▶ What you are asked to do
State the number of lines in these records holding "JSON". Say nothing more.

▶ Recorded information

= = = = = = =

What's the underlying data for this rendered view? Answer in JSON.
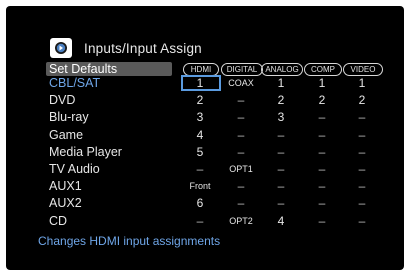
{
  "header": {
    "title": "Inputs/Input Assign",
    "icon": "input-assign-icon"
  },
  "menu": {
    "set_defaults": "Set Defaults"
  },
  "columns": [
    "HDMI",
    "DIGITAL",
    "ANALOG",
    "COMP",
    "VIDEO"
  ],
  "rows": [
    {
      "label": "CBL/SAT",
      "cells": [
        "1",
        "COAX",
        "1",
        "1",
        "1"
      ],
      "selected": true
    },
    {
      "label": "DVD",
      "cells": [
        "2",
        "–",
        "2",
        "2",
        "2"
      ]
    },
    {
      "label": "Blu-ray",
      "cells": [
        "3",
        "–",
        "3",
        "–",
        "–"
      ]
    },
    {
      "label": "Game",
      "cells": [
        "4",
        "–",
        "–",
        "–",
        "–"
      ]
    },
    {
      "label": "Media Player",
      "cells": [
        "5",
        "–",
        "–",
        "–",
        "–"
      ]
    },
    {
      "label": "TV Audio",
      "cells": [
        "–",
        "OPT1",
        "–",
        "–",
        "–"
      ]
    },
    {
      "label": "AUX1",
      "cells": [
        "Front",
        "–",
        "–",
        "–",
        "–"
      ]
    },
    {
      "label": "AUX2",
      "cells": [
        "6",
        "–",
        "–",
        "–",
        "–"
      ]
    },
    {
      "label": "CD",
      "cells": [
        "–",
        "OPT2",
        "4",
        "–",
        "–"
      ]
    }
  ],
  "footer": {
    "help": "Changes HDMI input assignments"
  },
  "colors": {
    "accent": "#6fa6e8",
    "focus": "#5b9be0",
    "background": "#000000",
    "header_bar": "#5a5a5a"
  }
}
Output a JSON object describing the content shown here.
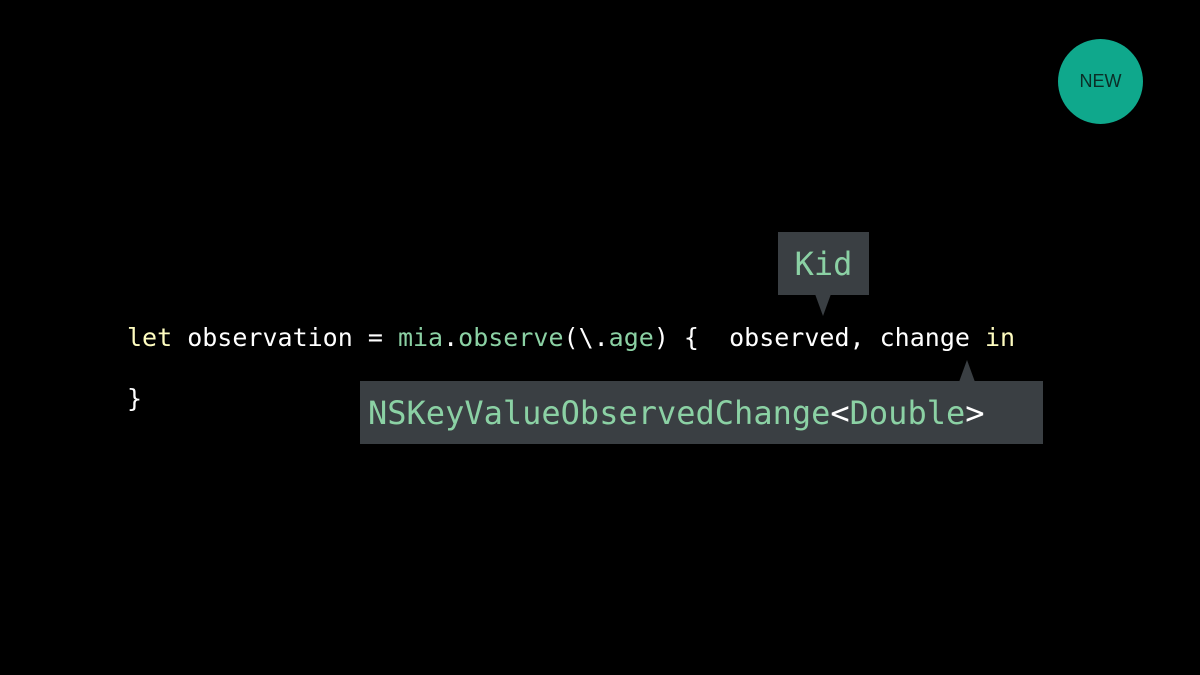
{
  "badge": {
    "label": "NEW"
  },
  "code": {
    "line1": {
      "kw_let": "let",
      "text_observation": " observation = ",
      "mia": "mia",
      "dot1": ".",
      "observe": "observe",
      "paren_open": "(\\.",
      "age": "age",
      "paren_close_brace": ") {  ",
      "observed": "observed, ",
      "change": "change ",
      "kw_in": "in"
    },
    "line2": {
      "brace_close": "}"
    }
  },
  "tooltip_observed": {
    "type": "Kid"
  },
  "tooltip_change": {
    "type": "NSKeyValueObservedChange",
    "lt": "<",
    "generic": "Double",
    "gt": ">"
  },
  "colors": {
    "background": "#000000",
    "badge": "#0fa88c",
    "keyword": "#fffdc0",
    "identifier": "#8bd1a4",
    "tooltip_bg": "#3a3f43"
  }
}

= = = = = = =

▶ Response
2